(Data about app and page elements)
-- -- --

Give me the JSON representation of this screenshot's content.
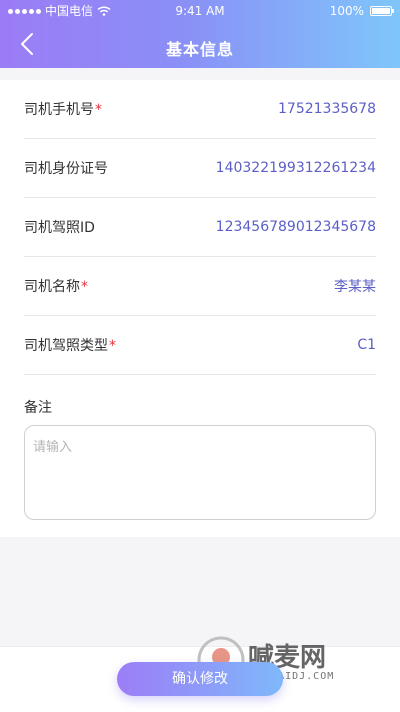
{
  "status_bar": {
    "carrier": "中国电信",
    "time": "9:41 AM",
    "battery": "100%"
  },
  "nav": {
    "title": "基本信息"
  },
  "form": {
    "fields": [
      {
        "label": "司机手机号",
        "required": "*",
        "value": "17521335678"
      },
      {
        "label": "司机身份证号",
        "required": "",
        "value": "140322199312261234"
      },
      {
        "label": "司机驾照ID",
        "required": "",
        "value": "123456789012345678"
      },
      {
        "label": "司机名称",
        "required": "*",
        "value": "李某某"
      },
      {
        "label": "司机驾照类型",
        "required": "*",
        "value": "C1"
      }
    ],
    "remark_label": "备注",
    "remark_placeholder": "请输入"
  },
  "actions": {
    "confirm_label": "确认修改"
  },
  "watermark": {
    "text": "喊麦网",
    "sub": "HANMAIDJ.COM"
  }
}
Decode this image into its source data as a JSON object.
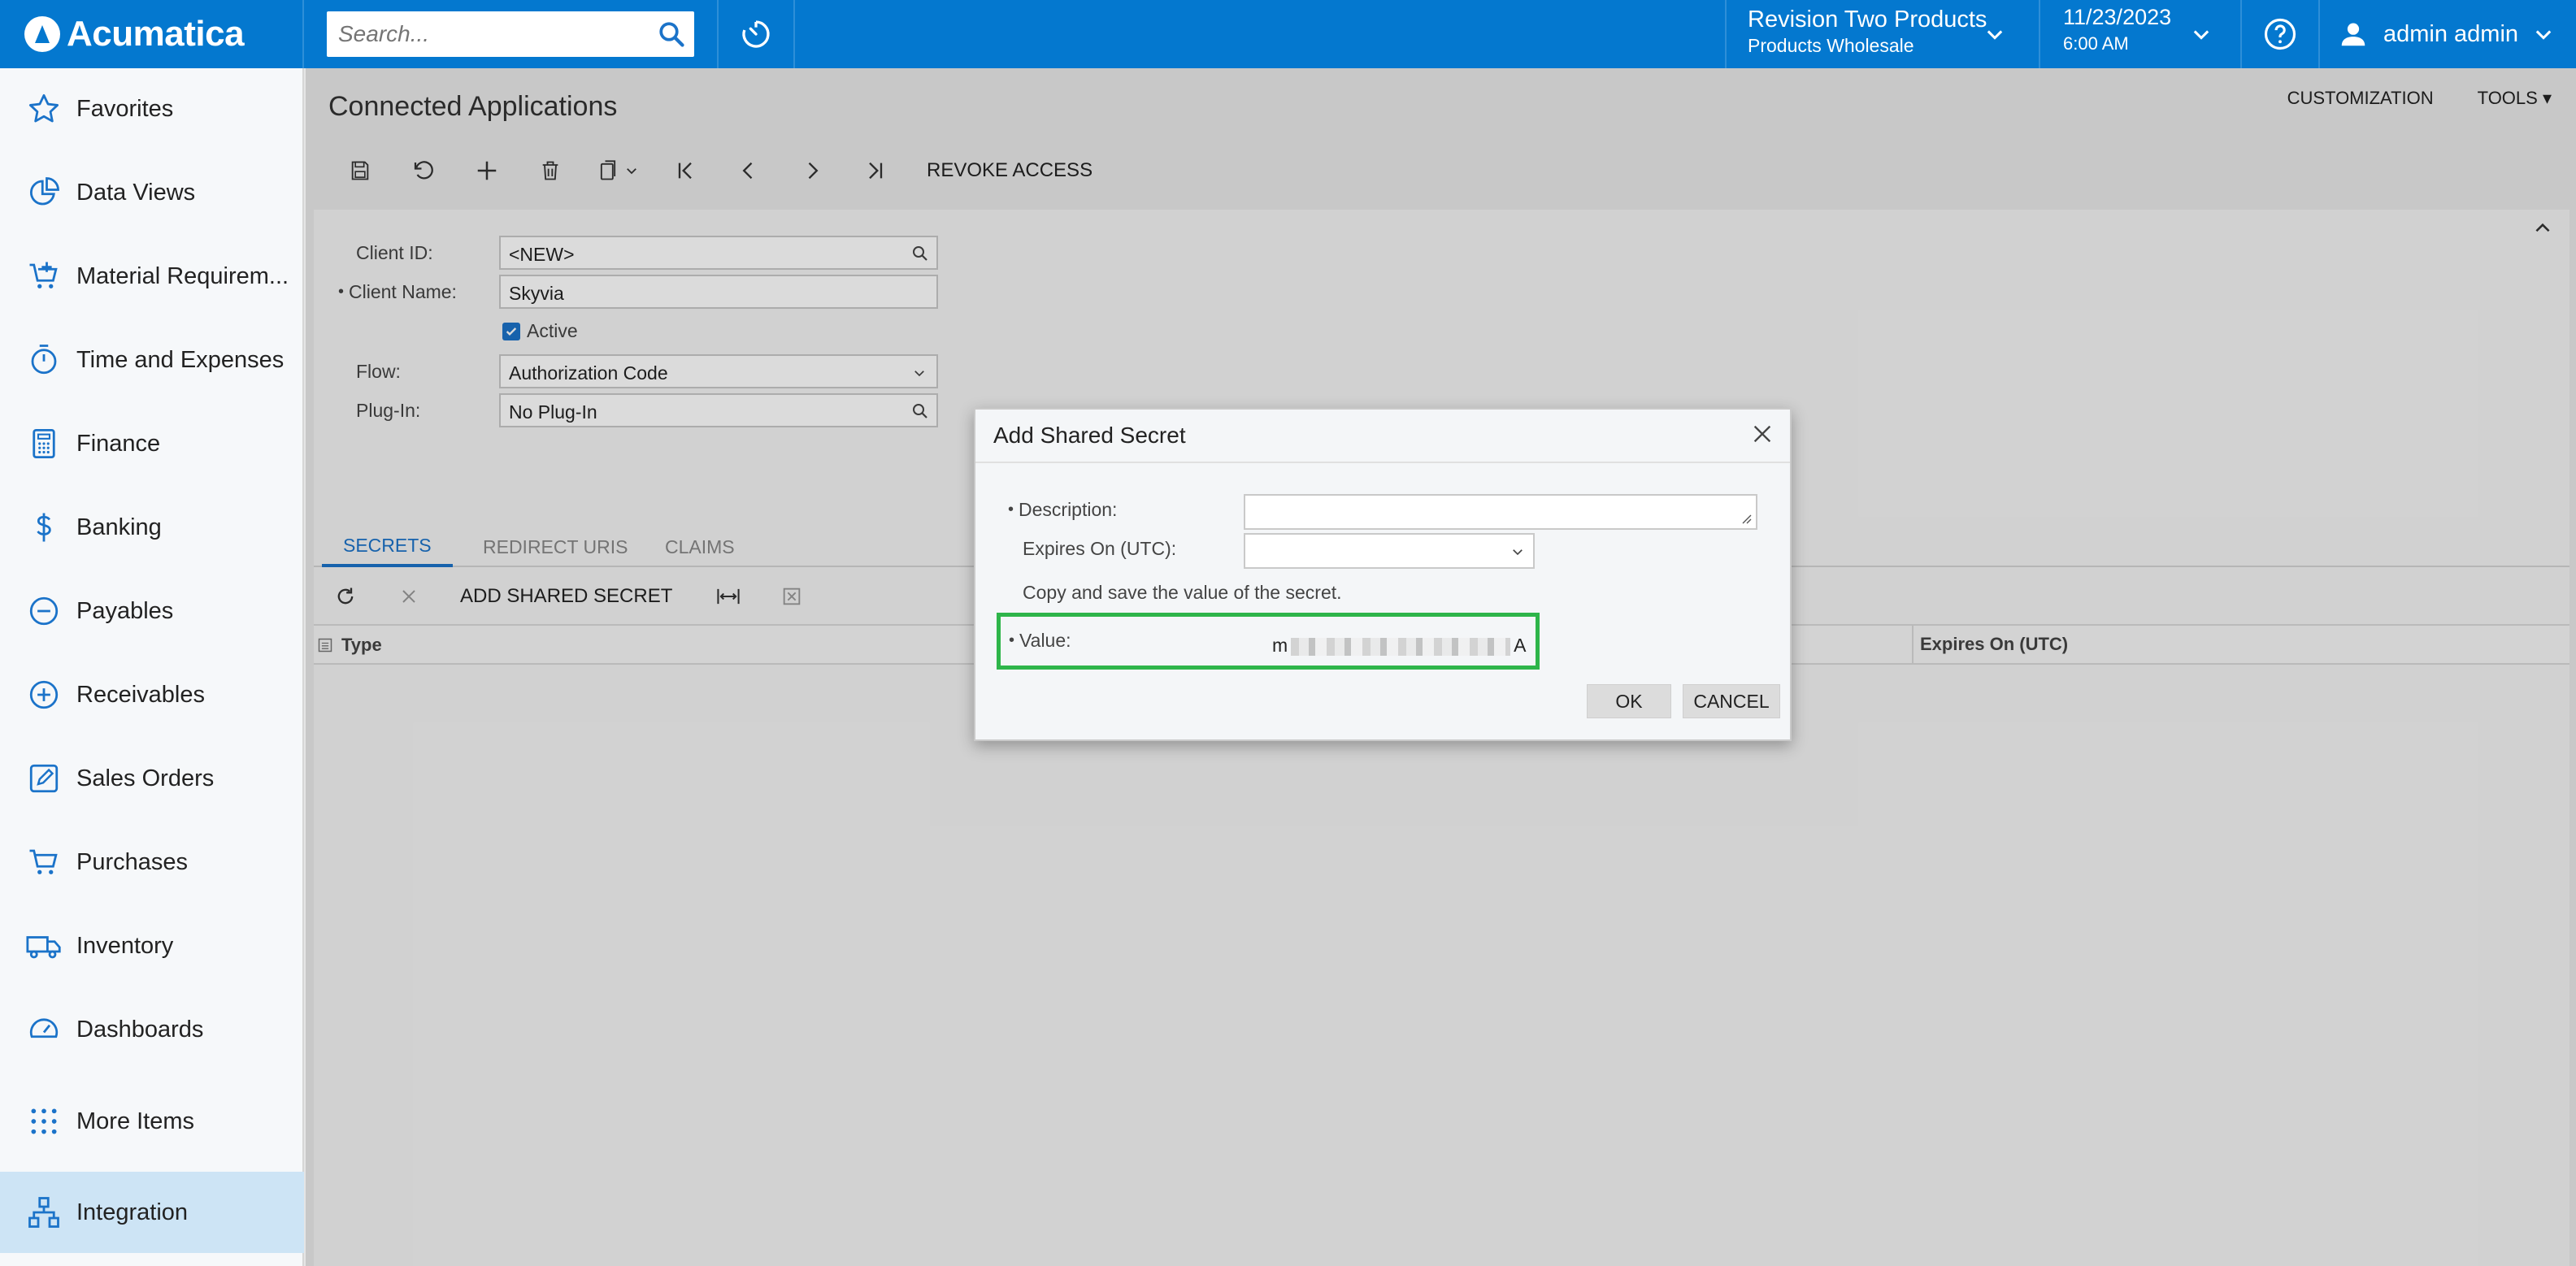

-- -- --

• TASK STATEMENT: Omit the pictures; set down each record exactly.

• OUTPUT FOR THIS TASK:
Give me the JSON representation of this screenshot's content.
{
  "status_bar": {
    "carrier": "中国电信",
    "time": "9:41 AM",
    "battery": "100%"
  },
  "nav": {
    "title": "基本信息"
  },
  "form": {
    "fields": [
      {
        "label": "司机手机号",
        "required": "*",
        "value": "17521335678"
      },
      {
        "label": "司机身份证号",
        "required": "",
        "value": "140322199312261234"
      },
      {
        "label": "司机驾照ID",
        "required": "",
        "value": "123456789012345678"
      },
      {
        "label": "司机名称",
        "required": "*",
        "value": "李某某"
      },
      {
        "label": "司机驾照类型",
        "required": "*",
        "value": "C1"
      }
    ],
    "remark_label": "备注",
    "remark_placeholder": "请输入"
  },
  "actions": {
    "confirm_label": "确认修改"
  },
  "watermark": {
    "text": "喊麦网",
    "sub": "HANMAIDJ.COM"
  }
}
Decode this image into its source data as a JSON object.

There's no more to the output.